I honestly believed that we would win against West Ham, despite Benitez being at the helm. We haven’t lost to them in nearly ten years and to put it bluntly, our players are simply much better than theirs. I thought this would relieve the pressure a bit all round, and given a few favourable results elsewhere, a few wins here and there we could perhaps free-wheel our way to the end of the season relatively unscathed, perhaps not in a Champions League place, but hey, that’s not a given as we all know.
I also honestly believed that we would perhaps benefit from the “new manager effect”, in the short term at least. Most clubs do – a woeful run of games, new man comes in – any man, and there are almost always an initial run of wins.

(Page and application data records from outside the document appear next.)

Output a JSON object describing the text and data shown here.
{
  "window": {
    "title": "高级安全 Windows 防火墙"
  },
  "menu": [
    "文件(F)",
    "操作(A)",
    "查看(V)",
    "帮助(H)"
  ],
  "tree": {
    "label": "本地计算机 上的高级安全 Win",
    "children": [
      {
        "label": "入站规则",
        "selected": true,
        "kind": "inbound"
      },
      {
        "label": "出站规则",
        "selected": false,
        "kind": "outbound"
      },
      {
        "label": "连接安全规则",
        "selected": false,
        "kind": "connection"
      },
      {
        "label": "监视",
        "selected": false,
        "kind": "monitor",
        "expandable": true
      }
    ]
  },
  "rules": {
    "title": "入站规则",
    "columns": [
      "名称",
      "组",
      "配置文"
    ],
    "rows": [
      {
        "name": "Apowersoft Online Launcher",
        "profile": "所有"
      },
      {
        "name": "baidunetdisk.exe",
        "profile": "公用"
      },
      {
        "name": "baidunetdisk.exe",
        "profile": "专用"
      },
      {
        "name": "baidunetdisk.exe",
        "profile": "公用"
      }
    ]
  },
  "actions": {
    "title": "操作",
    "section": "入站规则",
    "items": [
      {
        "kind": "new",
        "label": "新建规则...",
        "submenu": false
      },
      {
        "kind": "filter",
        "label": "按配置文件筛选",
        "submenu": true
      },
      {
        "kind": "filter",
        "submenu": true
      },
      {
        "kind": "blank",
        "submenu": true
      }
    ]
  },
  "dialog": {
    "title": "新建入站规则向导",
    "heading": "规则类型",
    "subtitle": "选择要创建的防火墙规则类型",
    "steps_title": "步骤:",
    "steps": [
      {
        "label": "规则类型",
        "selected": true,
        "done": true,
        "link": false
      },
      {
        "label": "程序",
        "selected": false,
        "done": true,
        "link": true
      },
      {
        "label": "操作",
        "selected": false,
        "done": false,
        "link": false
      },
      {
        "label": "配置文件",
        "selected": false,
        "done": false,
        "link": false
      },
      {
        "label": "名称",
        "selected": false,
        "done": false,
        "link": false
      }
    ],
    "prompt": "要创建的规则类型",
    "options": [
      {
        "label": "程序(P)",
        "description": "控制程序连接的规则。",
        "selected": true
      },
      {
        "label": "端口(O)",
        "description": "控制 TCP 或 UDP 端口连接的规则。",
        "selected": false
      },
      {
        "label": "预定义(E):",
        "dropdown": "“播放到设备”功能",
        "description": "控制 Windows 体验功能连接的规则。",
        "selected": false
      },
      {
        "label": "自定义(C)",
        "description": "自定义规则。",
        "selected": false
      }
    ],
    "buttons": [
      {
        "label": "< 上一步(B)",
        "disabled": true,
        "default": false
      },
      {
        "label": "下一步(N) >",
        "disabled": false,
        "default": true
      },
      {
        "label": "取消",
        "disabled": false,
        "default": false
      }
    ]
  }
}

This has not happened in our case and I think the stuttering results will continue.
Put aside what I feel personally about Benitez, the fact of the matter is that he has been out of top flight management for two years. Two years is a long time – as demonstrated on how he was out-thought by Sam Allardyce of all people. When any new manager takes over at a club, it is difficult enough to take stock of the players, decide on how/if they will fit in with your formations and style of play. But if you have been out of the game for two years, it will take time to get back into the routine, to get into that way of thinking again – get your “game-head” on as it were. Which, by the way, makes the appointment of Bolo Zenden even more bizarre – couldn’t we have got someone with even a smidge of experience?
Is that really the best they could do in terms of “quick, this appointment isn’t going to go down well – let’s get an ex-player to pacify the great unwashed to be his assistant”? If it is, then they really are more out of touch than even I thought they were.
As bad as things are on the pitch (shambolic is the word I’d use) – sadly things are as bad within the ranks of the supporters. The majority of the regular match-going fans seem to be hard-core against Benitez. Yet more banners and chanting against him at Upton Park, and now also questioning the owner – if ever there was a time he needed to speak publicly to the fans – this is it. He won’t of course.
But equally there are fans who think that we should back the manager no matter what – that by not backing the manager you are not backing the team. They are of course entitled to their opinion, but it is not one I share. I think the two can be mutually exclusive, however, not everyone feels the same and there were the beginnings of scuffles amongst the fans on Saturday at West Ham. This is a crying shame as all just want what they feel is best for our team.
There are very few “football people” in the upper echelons of our club, so I do not think they can expect nor deserve the full confidence of the supporters. The fact that such an inexperienced individual such as Emenalo seems to hold such a powerful position is enough to make me doubt the credentials of those doing the hiring and firing.
I also believe that as stated previously the fans should not choose the manager, to go expressly against them and wilfully put in place something/someone that they aggressively object to – well, then you need to be prepared for the ramifications. We fans not only pay our money and have done so for years – but we are emotionally tethered to the football club, and they should at least consider the wishes of the supporters when it makes its decisions, we are owed that small consideration at the very least. No club is anything without its supporters
The fact of the matter is that Benitez is just not the right “fit” for Chelsea – not culturally, not given his history, his style of play, his personality – not anything – just like Avram Grant
This conflict is demonstrating itself in the deification of Roberto Di Matteo – his name was chanted again at 16 minutes with another extended round of applause. If we are honest, Di Matteo was a pretty average manager too but the way he was treated (and the winning of the Champions League of course) have elevated him to god like status. A little thought and some better advice and this whole debacle could have been handled better. Instead we have a club at war – and that can’t be good for anyone.
The club held its annual lunch this week and in the past, no matter what the circumstances were, Bruce Buck would always give a speech and would never avoid the difficult topics of the day. This time round he sneaked out of the function room 20 minutes or so before the close of the event. I’m not surprised – this one is a tough sell.
I actually don’t blame him either – the last thing the club needed was the Chairman publicly heckled at such an event as I am sure that’s what would have happened. As it were there were a couple of chants of “One Di Matteo” as the day progressed.
So where do we go from here? The problem is that the club and Abramovich have painted themselves into a bit of a corner. They stated that Di Matteo was sacked to keep Chelsea moving in the right direction – so what happens if Benitez doesn’t do that? What if the run of these results continue? What’s Plan B?
There is already a sniff of total mutiny in the air – some fans already have boycotted games, some threatening not to renew season tickets, cancellation of subscribed Chelsea media, refusal to buy merchandise – which will only be made worse if bad results continue. If then at the end of the season Guadiola refuses to come (and who would blame him) – what then? Answers on a post card to Mr. R. Abramovich, SW6
Posted by Trizia